The trip is 65 kms in between. It takes about on an hour. On a hydrofoil. How cool is that??

Macau is simultaneously different than Hong Kong, and very similar. It’s similar because, like Hong Kong, it’s a place where two cultures collide and coexist. It’s different because you don’t see English a lot (you do hear it, though, English is well-known), it’s mostly Portuguese (obviously).

Macau is small — much more than Hong Kong. You can walk around much of Macau Island in a fairly short period of time. After endulging in another round of Dim Sum, we proceeded to walk pretty much right around the southern tip and up to a small temple called A-Ma. It was easy to see the Macau Tower as we rounded the tip, on our way.

Macau Tower, China, 13 June 2005

Near the A-Ma temple, Macau, China, 13 June 2005

Following the temple, we walked along the walking path suggested by the Lonely Planet guide, but only in reverse. At least until we got rained on. A lot. Near torrential downpour. That kind of slowed us down. We were actually trapped under an eaves for about half an hour waiting for Niagara Falls to let up enough for us to continue on our way. As it stands, it barely let up enough for us to find a cafe to hold out until the rain stopped.

Not long after, we found a main square (the name of which now escapes me) that has very interesting tiling on the surface. There’s a fountain in the centre surrounded by lotus flowers. After the square, Amy and I kind of wandered a bit aimlessly until we found ourselves at the Royal Hotel — mostly to escape the intense heat and humidity for a while. There, we realized that sticking around in Macau, though nice, wasn’t entirely what we had in mind. A quick visit to the ruins of St. Paul, and we’d head back to Hong Kong.

Ruins of St. Paul, Macau, China, 13 June 2005

The ruins of St. Paul are what is left of a grand cathedral that caught fire and burned to the ground … except for the facade, which still stands (partly thanks to a supporting structure still in place). It sits very out of place with the rest of the buildings surrounding it, except for the fort sitting next to it. The fort is quite old, dating back a few hundred years. The view from up there is quite good. The Macau Museum is there, too, but we didn’t get a chance to see it — the museums are all closed on Mondays.

Macau, China, 13 June 2005
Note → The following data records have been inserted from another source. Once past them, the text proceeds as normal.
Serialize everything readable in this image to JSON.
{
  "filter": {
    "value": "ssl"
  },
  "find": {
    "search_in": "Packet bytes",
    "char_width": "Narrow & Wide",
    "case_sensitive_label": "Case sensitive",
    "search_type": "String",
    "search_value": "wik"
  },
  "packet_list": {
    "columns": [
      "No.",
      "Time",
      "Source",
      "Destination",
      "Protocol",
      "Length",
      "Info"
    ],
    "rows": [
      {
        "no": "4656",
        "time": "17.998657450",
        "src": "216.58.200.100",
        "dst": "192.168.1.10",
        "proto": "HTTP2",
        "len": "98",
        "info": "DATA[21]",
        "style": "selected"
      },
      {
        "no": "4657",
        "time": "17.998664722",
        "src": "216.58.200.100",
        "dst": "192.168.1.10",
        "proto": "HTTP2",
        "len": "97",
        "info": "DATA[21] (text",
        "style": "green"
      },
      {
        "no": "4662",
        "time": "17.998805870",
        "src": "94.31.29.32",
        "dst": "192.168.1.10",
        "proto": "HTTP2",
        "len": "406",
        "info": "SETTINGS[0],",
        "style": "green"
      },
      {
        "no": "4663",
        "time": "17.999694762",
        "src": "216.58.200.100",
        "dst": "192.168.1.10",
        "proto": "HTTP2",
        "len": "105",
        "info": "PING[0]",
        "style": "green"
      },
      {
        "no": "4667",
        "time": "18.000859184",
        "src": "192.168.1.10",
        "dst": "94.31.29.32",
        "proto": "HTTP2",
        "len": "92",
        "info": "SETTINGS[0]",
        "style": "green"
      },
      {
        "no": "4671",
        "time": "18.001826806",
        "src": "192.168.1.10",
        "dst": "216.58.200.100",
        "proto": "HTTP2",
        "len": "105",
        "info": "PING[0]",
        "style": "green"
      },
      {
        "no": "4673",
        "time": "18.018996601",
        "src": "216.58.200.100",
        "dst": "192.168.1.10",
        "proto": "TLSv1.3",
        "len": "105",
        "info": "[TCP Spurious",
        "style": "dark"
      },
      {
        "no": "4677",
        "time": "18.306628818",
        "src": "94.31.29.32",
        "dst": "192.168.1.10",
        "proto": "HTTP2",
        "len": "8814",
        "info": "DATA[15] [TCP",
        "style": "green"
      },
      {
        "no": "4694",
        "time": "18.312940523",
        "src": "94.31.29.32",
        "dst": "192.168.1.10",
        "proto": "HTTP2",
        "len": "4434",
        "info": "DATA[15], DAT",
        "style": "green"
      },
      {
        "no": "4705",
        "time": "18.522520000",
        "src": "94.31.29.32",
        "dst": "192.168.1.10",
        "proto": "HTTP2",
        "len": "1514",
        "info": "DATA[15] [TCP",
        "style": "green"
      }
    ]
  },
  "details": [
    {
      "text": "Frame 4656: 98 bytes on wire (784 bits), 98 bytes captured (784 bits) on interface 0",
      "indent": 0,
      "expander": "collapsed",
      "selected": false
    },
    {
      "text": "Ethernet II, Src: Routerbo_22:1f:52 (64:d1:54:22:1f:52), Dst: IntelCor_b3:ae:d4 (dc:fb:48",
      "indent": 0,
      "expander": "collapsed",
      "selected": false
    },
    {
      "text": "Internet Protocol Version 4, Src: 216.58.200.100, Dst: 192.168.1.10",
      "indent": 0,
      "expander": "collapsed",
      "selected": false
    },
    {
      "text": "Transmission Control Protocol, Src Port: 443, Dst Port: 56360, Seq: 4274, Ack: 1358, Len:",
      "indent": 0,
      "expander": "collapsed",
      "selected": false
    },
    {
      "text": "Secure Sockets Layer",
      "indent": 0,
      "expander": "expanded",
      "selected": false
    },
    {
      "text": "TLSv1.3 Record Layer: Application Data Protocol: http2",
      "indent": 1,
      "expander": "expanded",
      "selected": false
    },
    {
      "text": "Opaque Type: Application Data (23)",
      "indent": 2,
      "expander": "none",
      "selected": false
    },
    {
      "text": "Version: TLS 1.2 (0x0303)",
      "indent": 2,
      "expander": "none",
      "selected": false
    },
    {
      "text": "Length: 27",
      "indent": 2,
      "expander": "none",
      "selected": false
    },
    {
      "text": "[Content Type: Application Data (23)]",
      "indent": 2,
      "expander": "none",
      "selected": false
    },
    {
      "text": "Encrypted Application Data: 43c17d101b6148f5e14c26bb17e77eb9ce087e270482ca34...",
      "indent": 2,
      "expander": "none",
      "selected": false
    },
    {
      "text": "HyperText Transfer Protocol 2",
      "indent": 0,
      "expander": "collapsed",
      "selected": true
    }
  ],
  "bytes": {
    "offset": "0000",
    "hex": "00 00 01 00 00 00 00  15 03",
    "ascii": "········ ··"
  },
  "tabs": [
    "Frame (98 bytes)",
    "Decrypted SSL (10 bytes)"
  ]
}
Back in Hong Kong, we went immediately to dinner at Jade Garden, a thoroughly uninspired restaurant in Star House. (If you’re in Hong Kong, and reading Lonely Planet, take their advice and don’t go there. There are plenty of other much better restaurants in Kowloon … and plenty more in Hong Kong, for the HK$2.20 ferry fare.)

Sadly, we saw not much of Macau. There is definitely more there to see.